__PROBLEM DETAILS__
Tally the lines of the records that contain the string "JSON", then give the total and nothing more.

Web page and app entries
+ + + +
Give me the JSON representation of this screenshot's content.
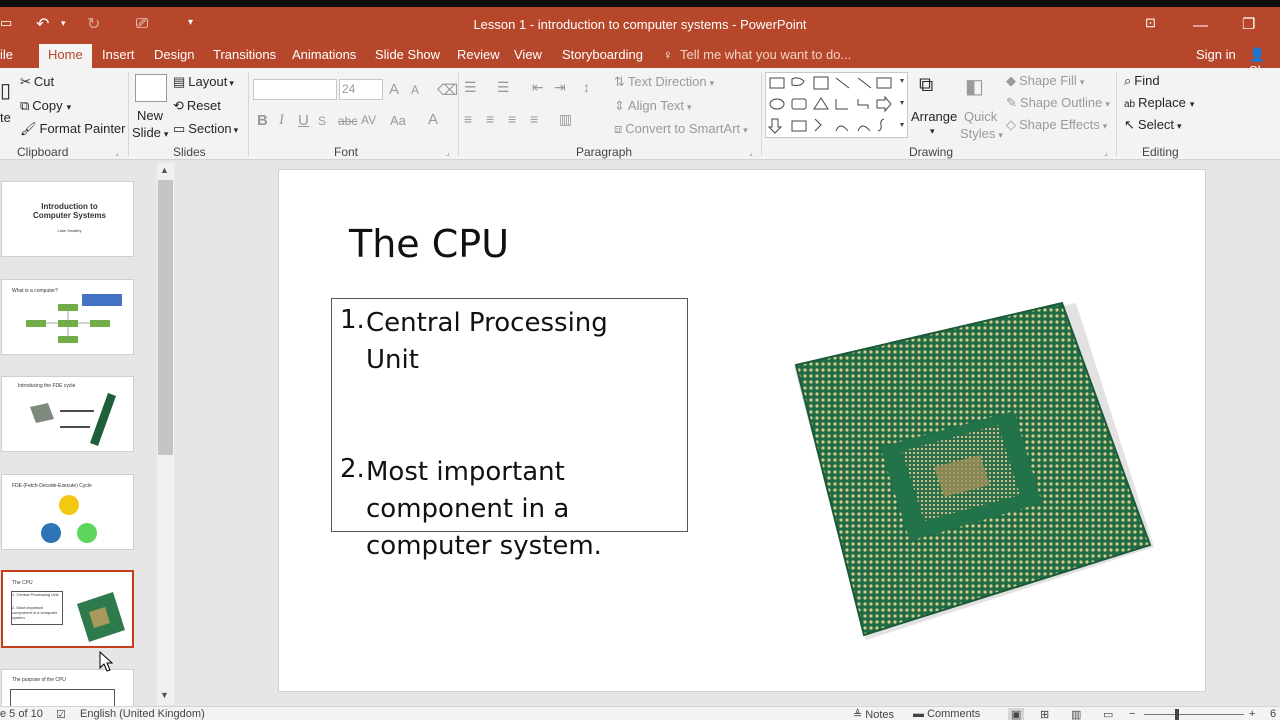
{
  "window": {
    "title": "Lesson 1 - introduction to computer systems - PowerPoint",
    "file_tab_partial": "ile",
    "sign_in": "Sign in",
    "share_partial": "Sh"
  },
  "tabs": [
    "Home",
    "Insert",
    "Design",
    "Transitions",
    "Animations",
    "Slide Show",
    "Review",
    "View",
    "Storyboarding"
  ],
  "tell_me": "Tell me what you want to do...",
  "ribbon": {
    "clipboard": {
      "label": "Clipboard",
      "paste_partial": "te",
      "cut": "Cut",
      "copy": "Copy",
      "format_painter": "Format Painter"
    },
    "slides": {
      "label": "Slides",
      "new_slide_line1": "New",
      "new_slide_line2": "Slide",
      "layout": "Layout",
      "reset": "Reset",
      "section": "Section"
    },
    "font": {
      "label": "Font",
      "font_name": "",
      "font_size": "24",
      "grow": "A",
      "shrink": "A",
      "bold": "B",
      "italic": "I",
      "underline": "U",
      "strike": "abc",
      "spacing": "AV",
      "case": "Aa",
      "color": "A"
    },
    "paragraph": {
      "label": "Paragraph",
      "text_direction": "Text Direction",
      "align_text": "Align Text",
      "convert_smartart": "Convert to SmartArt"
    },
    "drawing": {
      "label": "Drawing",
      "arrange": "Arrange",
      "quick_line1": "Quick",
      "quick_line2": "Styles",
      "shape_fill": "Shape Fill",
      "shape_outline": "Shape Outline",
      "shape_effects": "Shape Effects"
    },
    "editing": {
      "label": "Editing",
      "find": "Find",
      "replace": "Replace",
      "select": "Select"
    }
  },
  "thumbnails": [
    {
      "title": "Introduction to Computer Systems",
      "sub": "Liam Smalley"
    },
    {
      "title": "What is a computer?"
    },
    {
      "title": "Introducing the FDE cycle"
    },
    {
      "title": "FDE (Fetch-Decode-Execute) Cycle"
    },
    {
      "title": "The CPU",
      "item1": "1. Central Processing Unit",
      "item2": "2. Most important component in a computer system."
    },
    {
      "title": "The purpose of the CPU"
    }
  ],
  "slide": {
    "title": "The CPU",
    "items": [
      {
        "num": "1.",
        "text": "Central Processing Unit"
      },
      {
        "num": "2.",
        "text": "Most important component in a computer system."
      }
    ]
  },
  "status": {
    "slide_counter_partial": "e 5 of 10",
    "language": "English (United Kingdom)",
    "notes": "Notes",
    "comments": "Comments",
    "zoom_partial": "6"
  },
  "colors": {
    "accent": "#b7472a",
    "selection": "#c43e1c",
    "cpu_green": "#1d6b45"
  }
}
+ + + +
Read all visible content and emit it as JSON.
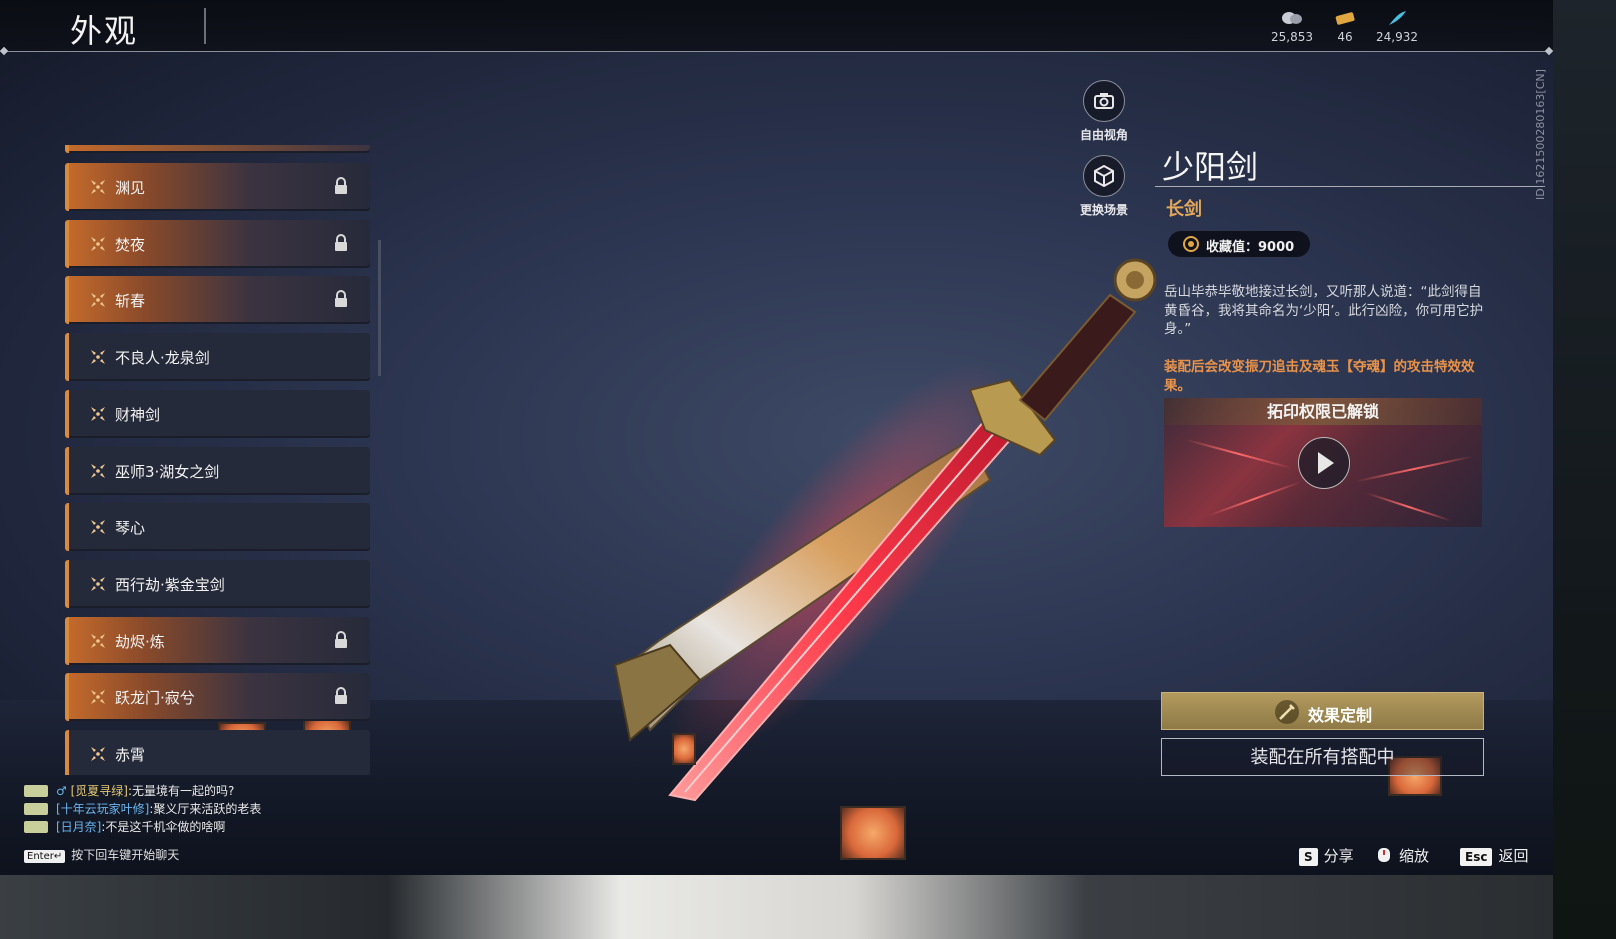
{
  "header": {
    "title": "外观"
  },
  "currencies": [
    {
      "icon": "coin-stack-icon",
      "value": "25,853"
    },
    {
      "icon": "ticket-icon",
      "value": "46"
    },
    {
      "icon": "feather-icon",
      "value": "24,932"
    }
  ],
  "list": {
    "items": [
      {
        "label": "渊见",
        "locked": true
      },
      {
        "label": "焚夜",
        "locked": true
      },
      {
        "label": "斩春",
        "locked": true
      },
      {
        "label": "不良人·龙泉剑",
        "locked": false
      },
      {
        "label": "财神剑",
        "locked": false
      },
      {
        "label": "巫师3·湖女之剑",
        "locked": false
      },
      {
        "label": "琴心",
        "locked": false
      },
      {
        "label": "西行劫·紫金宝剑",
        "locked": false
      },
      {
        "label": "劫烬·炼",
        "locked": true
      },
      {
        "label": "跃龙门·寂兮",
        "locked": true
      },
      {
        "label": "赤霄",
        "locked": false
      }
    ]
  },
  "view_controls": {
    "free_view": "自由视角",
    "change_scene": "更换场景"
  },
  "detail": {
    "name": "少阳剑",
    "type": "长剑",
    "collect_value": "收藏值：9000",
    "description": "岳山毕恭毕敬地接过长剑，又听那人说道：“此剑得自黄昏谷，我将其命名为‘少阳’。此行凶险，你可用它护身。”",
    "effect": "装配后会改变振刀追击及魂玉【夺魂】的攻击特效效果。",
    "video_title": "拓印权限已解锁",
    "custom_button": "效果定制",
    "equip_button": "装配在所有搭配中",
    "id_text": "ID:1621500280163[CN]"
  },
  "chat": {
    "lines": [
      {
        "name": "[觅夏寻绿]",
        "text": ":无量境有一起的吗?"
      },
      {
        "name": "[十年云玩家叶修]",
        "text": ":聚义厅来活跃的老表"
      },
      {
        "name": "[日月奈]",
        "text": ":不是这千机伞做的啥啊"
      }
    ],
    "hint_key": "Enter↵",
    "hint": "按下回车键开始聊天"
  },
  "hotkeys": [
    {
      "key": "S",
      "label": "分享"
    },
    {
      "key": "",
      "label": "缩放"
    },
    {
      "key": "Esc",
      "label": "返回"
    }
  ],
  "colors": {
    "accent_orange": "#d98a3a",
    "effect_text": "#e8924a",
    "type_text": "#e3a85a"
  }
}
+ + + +
__RESPONSE AREA__
2